Intrade shut down this week, and the reasons behind its closure remain extremely mysterious. The site, which billed itself as "the world's leading prediction market," was a major home for gambling (with real money) on real-life events... most notably the 2012 election in the U.S. During the election, Intrade usually showed Romney having a much higher chance of winning (around 30-40%) compared to other, more closely regulated online markets (which only gave him around a 20% chance or less). As a result, some news outlets have suggested that those election predictions were actively being manipulated.
The Intrade shut down came after a rough and controversial few months for the company, which cited "financial irregularities" as the proximate cause for the shutdown.
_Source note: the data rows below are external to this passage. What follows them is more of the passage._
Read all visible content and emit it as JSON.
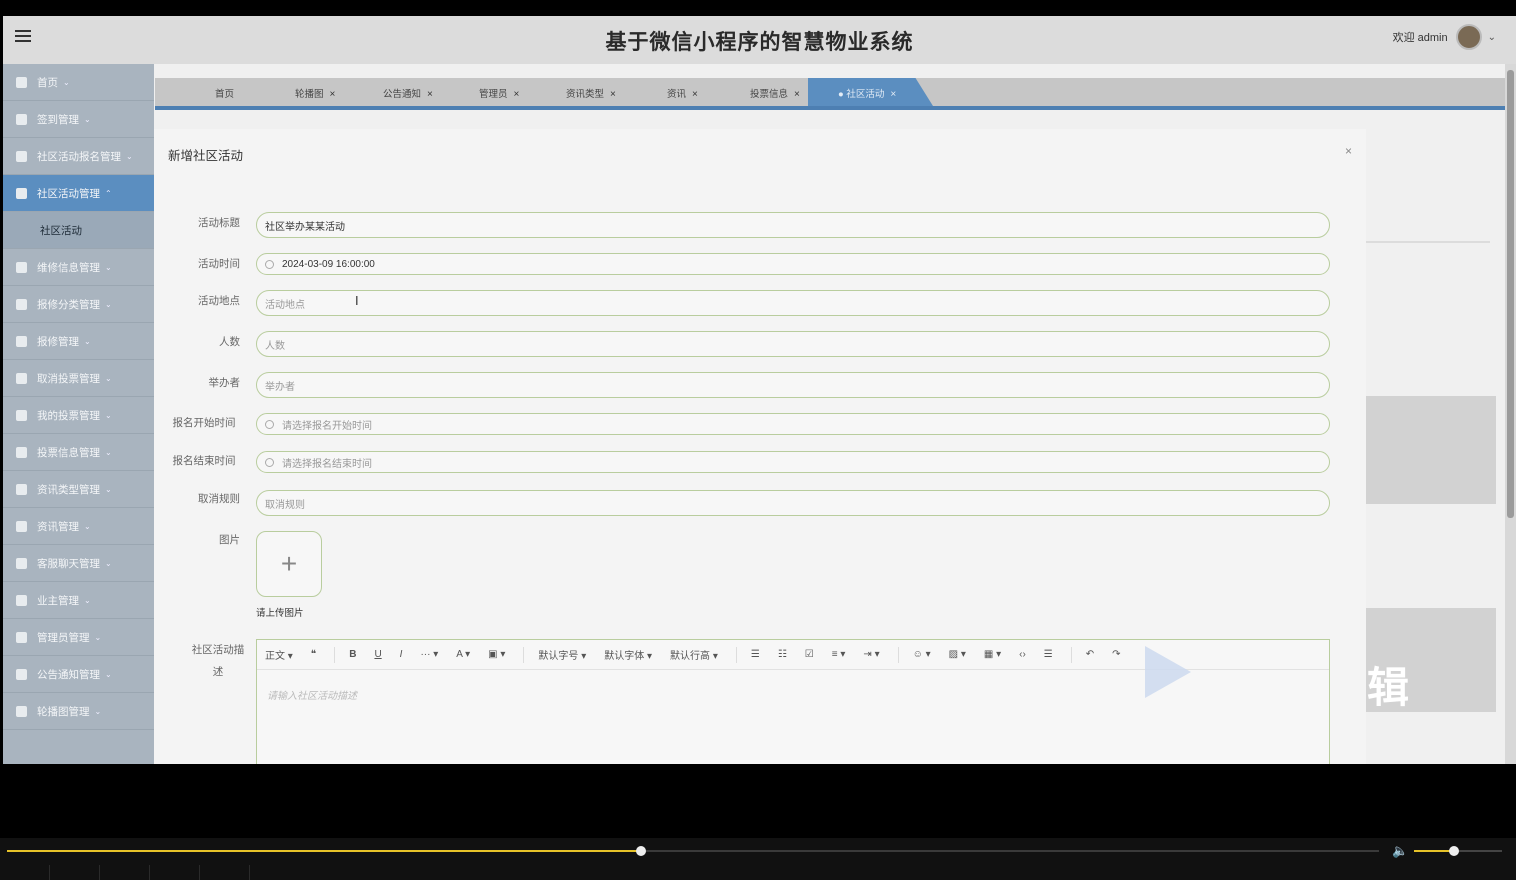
{
  "app": {
    "title": "基于微信小程序的智慧物业系统",
    "user_greeting": "欢迎 admin"
  },
  "sidebar": {
    "items": [
      {
        "label": "首页"
      },
      {
        "label": "签到管理"
      },
      {
        "label": "社区活动报名管理"
      },
      {
        "label": "社区活动管理",
        "active": true
      },
      {
        "label": "维修信息管理"
      },
      {
        "label": "报修分类管理"
      },
      {
        "label": "报修管理"
      },
      {
        "label": "取消投票管理"
      },
      {
        "label": "我的投票管理"
      },
      {
        "label": "投票信息管理"
      },
      {
        "label": "资讯类型管理"
      },
      {
        "label": "资讯管理"
      },
      {
        "label": "客服聊天管理"
      },
      {
        "label": "业主管理"
      },
      {
        "label": "管理员管理"
      },
      {
        "label": "公告通知管理"
      },
      {
        "label": "轮播图管理"
      }
    ],
    "sub_item": "社区活动"
  },
  "tabs": [
    {
      "label": "首页"
    },
    {
      "label": "轮播图"
    },
    {
      "label": "公告通知"
    },
    {
      "label": "管理员"
    },
    {
      "label": "资讯类型"
    },
    {
      "label": "资讯"
    },
    {
      "label": "投票信息"
    },
    {
      "label": "● 社区活动",
      "active": true
    }
  ],
  "tab_close": "×",
  "modal": {
    "title": "新增社区活动",
    "close": "×",
    "fields": {
      "title_label": "活动标题",
      "title_value": "社区举办某某活动",
      "time_label": "活动时间",
      "time_value": "2024-03-09 16:00:00",
      "place_label": "活动地点",
      "place_placeholder": "活动地点",
      "count_label": "人数",
      "count_placeholder": "人数",
      "organizer_label": "举办者",
      "organizer_placeholder": "举办者",
      "signup_start_label": "报名开始时间",
      "signup_start_placeholder": "请选择报名开始时间",
      "signup_end_label": "报名结束时间",
      "signup_end_placeholder": "请选择报名结束时间",
      "cancel_rule_label": "取消规则",
      "cancel_rule_placeholder": "取消规则",
      "image_label": "图片",
      "upload_tip": "请上传图片",
      "desc_label": "社区活动描述",
      "desc_placeholder": "请输入社区活动描述"
    },
    "toolbar": [
      "正文 ▾",
      "❝",
      "B",
      "U",
      "I",
      "··· ▾",
      "A ▾",
      "▣ ▾",
      "默认字号 ▾",
      "默认字体 ▾",
      "默认行高 ▾",
      "☰",
      "☷",
      "☑",
      "≡ ▾",
      "⇥ ▾",
      "☺ ▾",
      "▨ ▾",
      "▦ ▾",
      "‹›",
      "☰",
      "↶",
      "↷"
    ]
  },
  "watermark": {
    "text": "辑"
  },
  "player": {
    "progress": 0.462,
    "volume": 0.45
  }
}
The site immediately halted all trading on prediction markets, settled all open positions for all its customers, and - most alarmingly - shut down all financial transactions "for all existing Company accounts." The potential severity of the irregularities also forced Intrade to state that "it is not possible to make any payments to members... until the investigations have concluded." In short, all Intrade members are screwed - at least for the moment.
What caused the Intrade shut down? The most significant factor by far seems to be the shutdown of all the U.S. prediction markets. After the Commodity Futures Trading Commission sued the site in November for violations of securities law on futures trading, the site forced all its U.S. users to close and cash out their accounts. Intrade also ended all real-money trading in the United States.
The Intrade shut down would almost certainly have happened a few months earlier if it were a U.S. based site. It isn't; the site is based in Dublin. Nevertheless, the vast majority of its traffic came from the United States. The site barely executed fifty thousand trades in 2013 to date, compared to a million in 2012. Obviously, 2013 is still fresh, but that is still a far cry from the site's previous average of eighty thousand monthly trades.
Thus, the Intrade shut down most likely has a benign explanation - they lost the vast majority of their market, ran out of money, and had to shut down. But phrases like "financial irregularities" tend to - and ought to - set off warning bells. The site could potentially reopen once the investigation concludes, but considering the totality and abruptness of the shutdown, that seems somewhat unlikely.
The U.S. Intrade shut down in November may well have been prompted by potential irregularities in the site's handling of the 2012 election, unsurprisingly one of its largest prediction markets (the new pope was another up until the shutdown). According to "The New Yorker," some journalists and experts suspected that the discrepancy in Romney's victory chances hinted at outside manipulation of Intrade's markets. That is, deep-pocketed Romney supporters may have tried to skew the apparent odds in Romney's favor in order to bolster his chances.
The persistence of such disparate odds over a long period of time strongly suggested either that manipulation was occurring or that the site's markets were substantially less liquid than Intrade itself suggested. Either way, the Intrade market was less efficient than most supposed.
The Intrade shut down in the U.S. almost certainly resulted from the increased attention on the site after the 2012 election. That attention led to the securities suit, which led to its closure in the U.S., which led to the "financial irregularities" that forced it to halt all operations.
At least, that's the easy - or naïve - explanation behind the Intrade shut down. Whether it is the correct explanation remains to be seen. For the moment, though, legal online gambling in the U.S. is harder than ever - and a lot of bettors can't get their money out of a company under financial investigation. None of this is good news, and no one should be happy about it.